In the ten years between 1960 and 1970, German-born American artist Eva Hesse produced one of the most compelling art practices of the twentieth century. Her death in 1970 has been a profound loss for contemporary art but the creative legacies of her practice continue to impact upon today's artists. In this book, Vanessa Corby presents a fascinating new analysis that starts from the position of a painter, the book develops a novel art historical method to consider the manner in which artistic protocols and processes negotiate and transform culturally mediated historical experience. Hesse's encounters with the work of Rico Lebrun, the growing cultural significance of The Diary of Anne Frank, and the capture and trial of Adolf Eichmann are each situated in relation to the artist's processes of picturing in order to supplement and shift current understanding of Hesse's art practice. Corby aims to show that the artist's work emerged in parallel with the recognition of the event now --
The long-awaited publication of the personal diaries of pioneering American artist Eva Hesse Eva Hesse (1936-1970) is known for her sculptures that made innovative use of industrial and everyday materials. Her diaries and journals, which she kept for the entirety of her life, convey her anxieties, her feelings about family and friends, her quest to be an artist, and the complexities of living in the world. Hesse's biography is well known: her family fled Nazi Germany, her mother committed suicide when Hesse was ten years old, her marriage ended in divorce, and she died at the age of thirty-four from a brain tumor. The diaries featured in this publication begin in 1955 and describe Hesse's time at Yale University, followed by a sojourn in Germany with her husband, Tom Doyle, and her return to New York and a circle of friends that included Sol LeWitt, Mel Bochner, Lucy Lippard, Robert Mangold and Sylvia Plimack Mangold, Robert Ryman, Mike Todd, and Paul Thek. Poignant, personal, and full of emotion, these diaries convey Hesse's struggle with the quotidian while striving to become an artist.
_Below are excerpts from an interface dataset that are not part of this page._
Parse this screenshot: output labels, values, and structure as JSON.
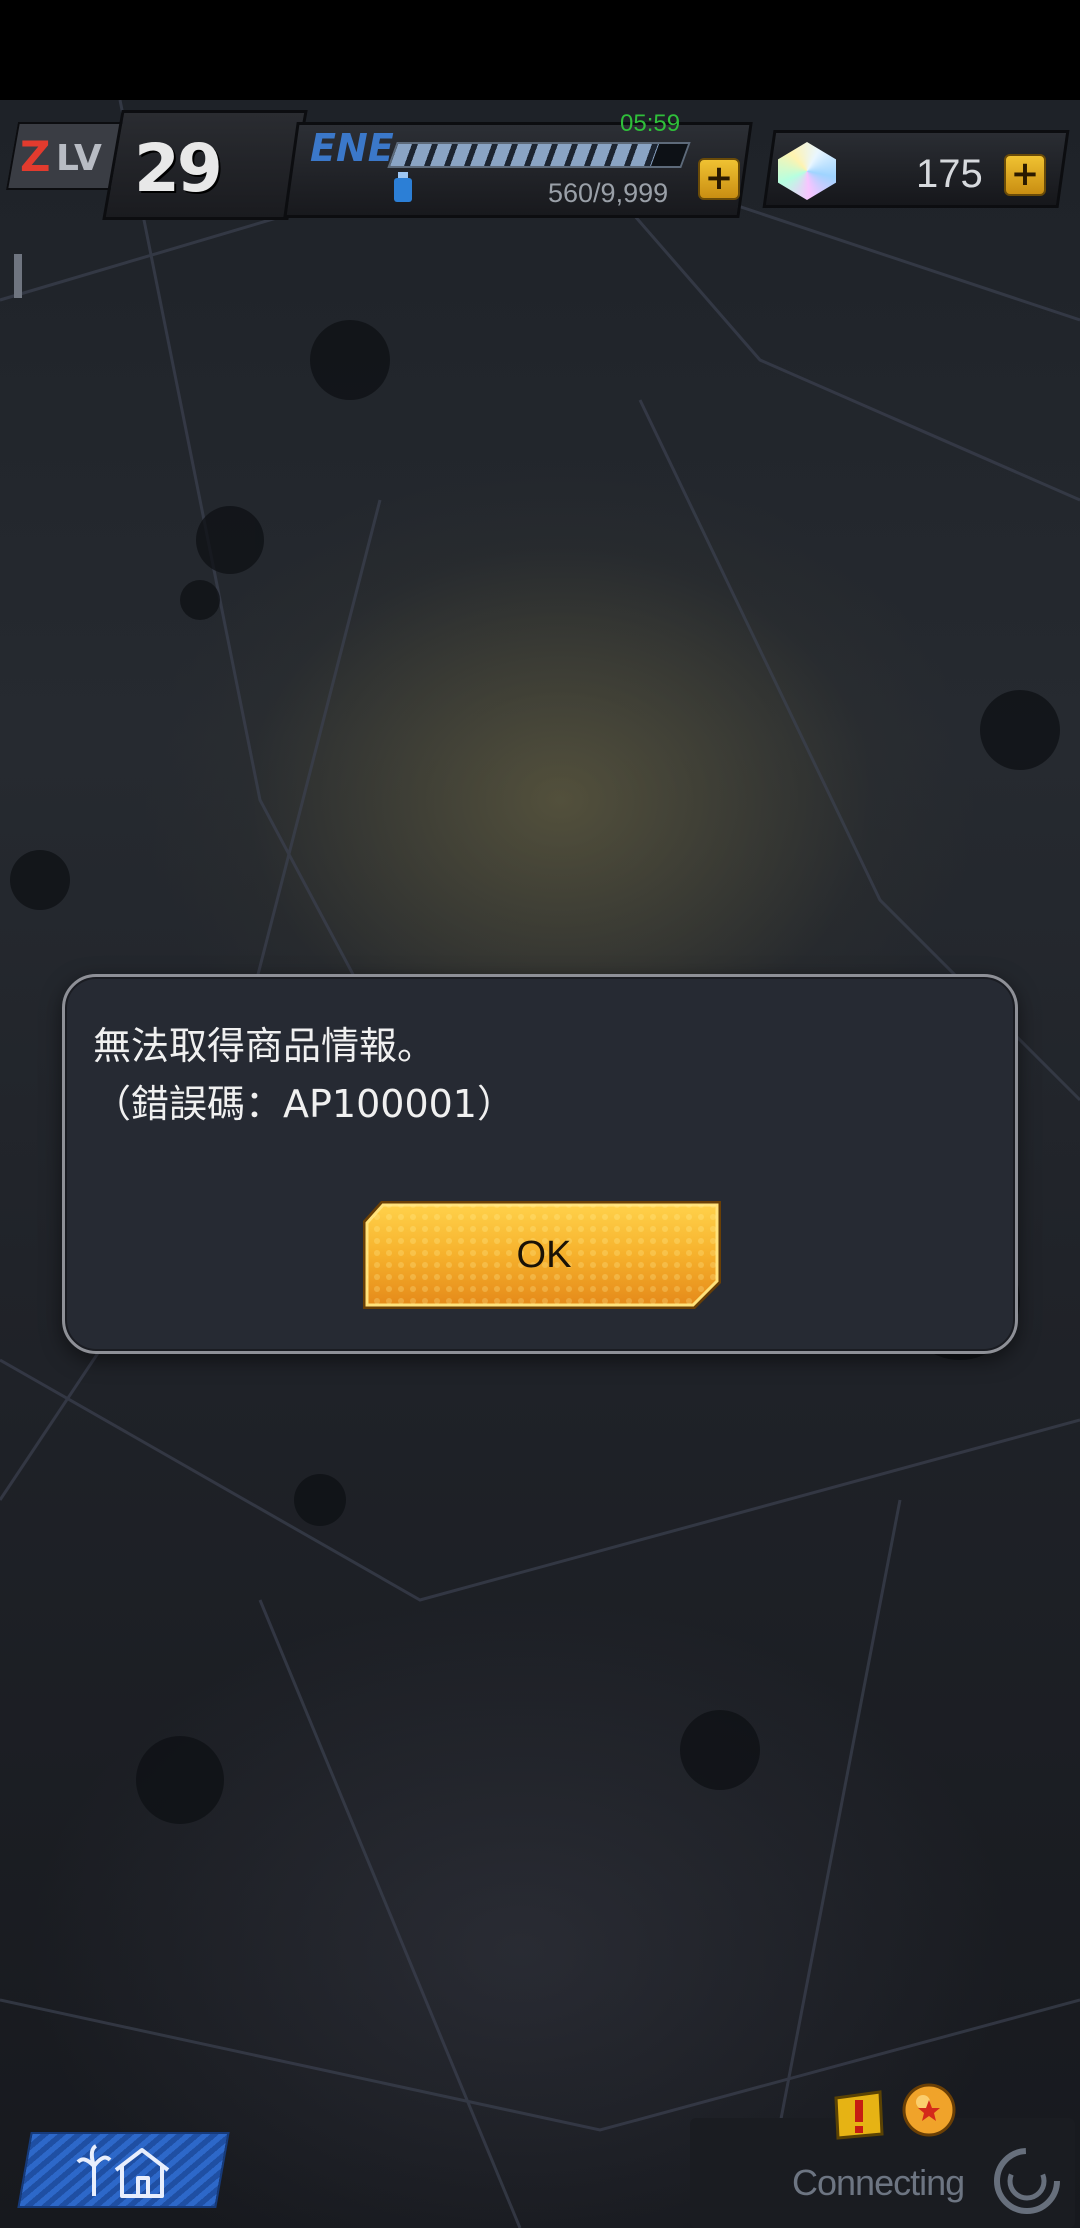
{
  "hud": {
    "level_prefix": "Z",
    "level_label": "LV",
    "level_value": "29",
    "energy_label": "ENE",
    "energy_timer": "05:59",
    "energy_count": "560/9,999",
    "energy_fraction": 0.9,
    "gem_count": "175",
    "plus_label": "+"
  },
  "dialog": {
    "message_line1": "無法取得商品情報。",
    "message_line2": "（錯誤碼：AP100001）",
    "ok_label": "OK"
  },
  "bottom": {
    "connecting_text": "Connecting"
  },
  "icons": {
    "home": "home-icon",
    "gem": "gem-icon",
    "energy": "energy-icon",
    "alert": "alert-icon",
    "dragonball": "dragonball-icon",
    "spinner": "spinner-icon"
  },
  "colors": {
    "dialog_bg": "#262a33",
    "ok_button": "#f0a524",
    "level_accent": "#e23b2e",
    "energy_accent": "#3b78c9",
    "timer_green": "#2fbf3a",
    "home_blue": "#2d68c9"
  }
}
Issued in connection with an exhibition held Sept. 25, 2010-Jan. 3, 2011, Hammer Museum, Los Angeles, Jan. 28-May 22, 2011, University of New Mexico Art Museum, Albuquerque, and Sept. 16, 2011-Jan. 8, 2012, Elizabeth A. Sackler Center for Feminist Art, Brooklyn Museum, New York.
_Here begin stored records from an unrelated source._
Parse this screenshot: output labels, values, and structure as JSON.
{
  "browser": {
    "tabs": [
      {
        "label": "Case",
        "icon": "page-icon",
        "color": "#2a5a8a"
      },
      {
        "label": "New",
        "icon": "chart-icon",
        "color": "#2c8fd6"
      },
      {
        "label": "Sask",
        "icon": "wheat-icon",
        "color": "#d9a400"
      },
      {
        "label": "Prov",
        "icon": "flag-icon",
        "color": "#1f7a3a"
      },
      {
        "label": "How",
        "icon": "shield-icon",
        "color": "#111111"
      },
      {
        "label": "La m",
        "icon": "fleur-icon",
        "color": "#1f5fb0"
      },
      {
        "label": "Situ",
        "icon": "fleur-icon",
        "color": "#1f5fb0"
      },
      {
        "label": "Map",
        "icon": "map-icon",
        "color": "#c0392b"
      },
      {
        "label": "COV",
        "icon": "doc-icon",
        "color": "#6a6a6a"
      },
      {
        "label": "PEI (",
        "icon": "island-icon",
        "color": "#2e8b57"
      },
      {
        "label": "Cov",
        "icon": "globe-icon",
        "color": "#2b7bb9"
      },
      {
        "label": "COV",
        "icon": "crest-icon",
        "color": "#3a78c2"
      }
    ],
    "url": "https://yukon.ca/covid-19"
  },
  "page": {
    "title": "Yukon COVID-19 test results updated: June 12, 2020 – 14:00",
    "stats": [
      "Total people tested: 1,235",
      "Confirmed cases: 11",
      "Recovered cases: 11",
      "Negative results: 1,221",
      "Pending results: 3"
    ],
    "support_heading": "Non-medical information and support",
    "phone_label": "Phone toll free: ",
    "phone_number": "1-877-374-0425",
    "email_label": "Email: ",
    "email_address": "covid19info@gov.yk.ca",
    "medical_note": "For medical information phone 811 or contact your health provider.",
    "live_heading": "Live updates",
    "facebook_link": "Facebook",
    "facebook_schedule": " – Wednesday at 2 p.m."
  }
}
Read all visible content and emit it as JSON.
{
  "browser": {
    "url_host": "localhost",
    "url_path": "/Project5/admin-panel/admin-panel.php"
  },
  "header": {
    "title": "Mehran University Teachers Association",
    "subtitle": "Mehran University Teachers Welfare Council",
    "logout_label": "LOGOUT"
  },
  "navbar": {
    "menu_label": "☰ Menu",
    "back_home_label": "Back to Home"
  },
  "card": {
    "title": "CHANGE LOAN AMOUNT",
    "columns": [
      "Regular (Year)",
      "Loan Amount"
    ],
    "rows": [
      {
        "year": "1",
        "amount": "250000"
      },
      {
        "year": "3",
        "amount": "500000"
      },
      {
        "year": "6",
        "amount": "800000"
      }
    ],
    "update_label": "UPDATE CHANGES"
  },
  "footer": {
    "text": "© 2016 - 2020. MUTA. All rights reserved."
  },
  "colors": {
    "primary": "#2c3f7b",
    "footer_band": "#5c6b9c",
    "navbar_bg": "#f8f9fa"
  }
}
Cet ouvrage examine l'amitié et l'échange significatif d'idées entre Eva Hesse et Sol LeWitt à New York pendant les années 1960. Ce livre examine les percées des carrières entrelacées des artistes, offrant une nouvelle compréhension de l'art minimal, post-minimal et conceptuel parmi les bouleversements politiques et sociaux de l'époque.